Speaking in an interview with '60 Minutes' this week, President Obama said that Republican presidential candidate Mitt Romney has a tendency to "shoot first and aim later."
That is a pretty tame comment compared to the fact checkers who are having a field day with Romney's latest attack on President Obama in wake of the tragic killing of an U.S. ambassador and three staff members in Libya on 9/11/12.
On Tuesday night, the Romney campaign said: "It’s disgraceful that the Obama administration’s first response was not to condemn attacks on our diplomatic missions, but to sympathize with those who waged the attacks.”
After Romney’s statement, Tuesday night, Republican National Committee Chairman Reince Priebus tweeted on Twitter: “Obama sympathizes with attackers in Egypt. Sad and pathetic.”
Popular VideoThis judge looked an inmate square in the eyes and did something that left the entire courtroom in tears:
However, as Salon.com's Joan Walsh points out:
That lie was apparently based on a message released by the U.S. Embassy in Cairo before the attack, which was designed to reduce tensions inflamed by the hate-speech of Terry Jones and his Muslim-hating supporters, who are promoting a despicably anti-Islam film via YouTube.
The Cairo Embassy statement read: “The United States Embassy in Cairo condemns the continuing efforts by misguided individuals to hurt the religious feelings of Muslims — as we condemn efforts to offend believers of all religions.” It didn’t come from either President Obama or the State Department, and it was issued before the killings in Benghazi, not after them.
During a Wednesday morning news conference, Romney had a chance to correct the record, and acknowledge that the Cairo Embassy statement didn’t come from Pres. Obama and that it preceded the killings, but instead Romney claimed that the Obama administration’s statements were “apologizing” for America:
However, PolitiFact debunked that claim and added:
"This is a theme for Romney: He has long accused Obama of apologizing for America, starting in 2010, when Romney published No Apology: The Case for American Greatness. Since then, he has repeatedly criticized what he has called an “apology tour” by Obama shortly after he took office. PolitiFact has examined those speeches, consulted experts on speechmaking and apologies, and rated Romney’s claim Pants on Fire."
"Romney has falsely accused Obama of “apologizing for America” many times before. The line has been a dependable applause-getter with conservative audiences. But we found no basis for this claim in Obama’s previous speeches and remarks. And other fact-checkers came to similar conclusions."

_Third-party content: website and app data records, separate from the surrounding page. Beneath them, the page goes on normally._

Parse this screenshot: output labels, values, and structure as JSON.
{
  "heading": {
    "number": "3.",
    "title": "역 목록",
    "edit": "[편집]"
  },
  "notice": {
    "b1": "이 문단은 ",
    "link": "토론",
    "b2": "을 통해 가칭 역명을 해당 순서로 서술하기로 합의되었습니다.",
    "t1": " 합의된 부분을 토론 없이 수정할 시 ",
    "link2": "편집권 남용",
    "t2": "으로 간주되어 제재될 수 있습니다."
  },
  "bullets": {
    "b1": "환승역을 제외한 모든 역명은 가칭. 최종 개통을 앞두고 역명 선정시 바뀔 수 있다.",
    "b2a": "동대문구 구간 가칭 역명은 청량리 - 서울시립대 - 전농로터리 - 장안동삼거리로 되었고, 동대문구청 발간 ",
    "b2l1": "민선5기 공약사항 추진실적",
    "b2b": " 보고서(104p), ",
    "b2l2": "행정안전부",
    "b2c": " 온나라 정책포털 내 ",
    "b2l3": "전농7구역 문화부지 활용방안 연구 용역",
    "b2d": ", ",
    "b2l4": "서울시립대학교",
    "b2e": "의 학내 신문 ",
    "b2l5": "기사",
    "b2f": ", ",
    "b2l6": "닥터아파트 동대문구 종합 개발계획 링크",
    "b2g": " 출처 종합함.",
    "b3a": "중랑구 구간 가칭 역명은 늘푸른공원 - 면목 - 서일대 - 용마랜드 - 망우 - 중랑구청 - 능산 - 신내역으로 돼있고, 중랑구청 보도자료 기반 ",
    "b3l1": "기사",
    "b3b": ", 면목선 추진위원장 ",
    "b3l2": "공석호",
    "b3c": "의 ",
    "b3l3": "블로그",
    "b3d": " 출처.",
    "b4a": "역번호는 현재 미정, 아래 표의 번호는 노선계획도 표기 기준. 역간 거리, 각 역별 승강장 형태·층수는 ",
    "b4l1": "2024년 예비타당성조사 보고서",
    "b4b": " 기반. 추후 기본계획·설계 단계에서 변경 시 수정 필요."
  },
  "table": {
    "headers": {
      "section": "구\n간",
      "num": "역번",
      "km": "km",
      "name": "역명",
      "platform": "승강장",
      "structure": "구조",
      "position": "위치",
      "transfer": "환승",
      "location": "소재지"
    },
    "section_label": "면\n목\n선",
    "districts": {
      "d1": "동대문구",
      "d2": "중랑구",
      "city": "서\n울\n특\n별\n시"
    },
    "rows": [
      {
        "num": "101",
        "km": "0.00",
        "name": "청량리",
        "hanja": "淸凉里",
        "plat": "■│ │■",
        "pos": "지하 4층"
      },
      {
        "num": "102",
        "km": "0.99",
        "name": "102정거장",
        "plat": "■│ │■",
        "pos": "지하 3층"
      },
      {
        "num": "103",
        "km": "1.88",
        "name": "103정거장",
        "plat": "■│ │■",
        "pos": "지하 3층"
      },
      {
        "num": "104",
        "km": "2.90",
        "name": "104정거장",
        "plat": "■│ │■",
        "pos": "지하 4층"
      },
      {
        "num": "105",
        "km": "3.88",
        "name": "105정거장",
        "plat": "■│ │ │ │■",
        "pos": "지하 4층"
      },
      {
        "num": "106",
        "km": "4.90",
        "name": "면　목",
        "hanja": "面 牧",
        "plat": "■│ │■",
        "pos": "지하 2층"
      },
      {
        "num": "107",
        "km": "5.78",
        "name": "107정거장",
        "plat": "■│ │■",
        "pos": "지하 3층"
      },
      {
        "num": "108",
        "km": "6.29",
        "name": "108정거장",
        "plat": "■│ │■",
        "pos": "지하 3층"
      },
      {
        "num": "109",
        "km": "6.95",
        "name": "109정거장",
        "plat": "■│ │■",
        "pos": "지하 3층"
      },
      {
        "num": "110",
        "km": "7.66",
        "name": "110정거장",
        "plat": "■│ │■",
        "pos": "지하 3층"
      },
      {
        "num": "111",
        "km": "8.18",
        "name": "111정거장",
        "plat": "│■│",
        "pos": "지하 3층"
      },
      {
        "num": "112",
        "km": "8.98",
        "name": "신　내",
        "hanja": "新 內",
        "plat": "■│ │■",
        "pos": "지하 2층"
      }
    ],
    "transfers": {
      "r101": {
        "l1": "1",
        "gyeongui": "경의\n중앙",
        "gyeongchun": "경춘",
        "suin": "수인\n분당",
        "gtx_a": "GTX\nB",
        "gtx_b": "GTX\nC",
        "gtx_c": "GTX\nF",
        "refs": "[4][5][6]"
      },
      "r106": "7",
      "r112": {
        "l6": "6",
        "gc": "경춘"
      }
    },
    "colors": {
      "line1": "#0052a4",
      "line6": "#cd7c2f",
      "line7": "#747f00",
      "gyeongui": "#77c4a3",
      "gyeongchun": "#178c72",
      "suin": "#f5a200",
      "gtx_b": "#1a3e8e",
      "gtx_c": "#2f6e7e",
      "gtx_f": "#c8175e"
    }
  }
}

The Washington Post said that Romney responded "recklessly" and labeled his statements a "series of dubious attacks."
A few weeks ago, a Romney advisor said the campaign won’t be “dictated by fact-checkers,” which may be the most truthful statement the Romney campaign has made.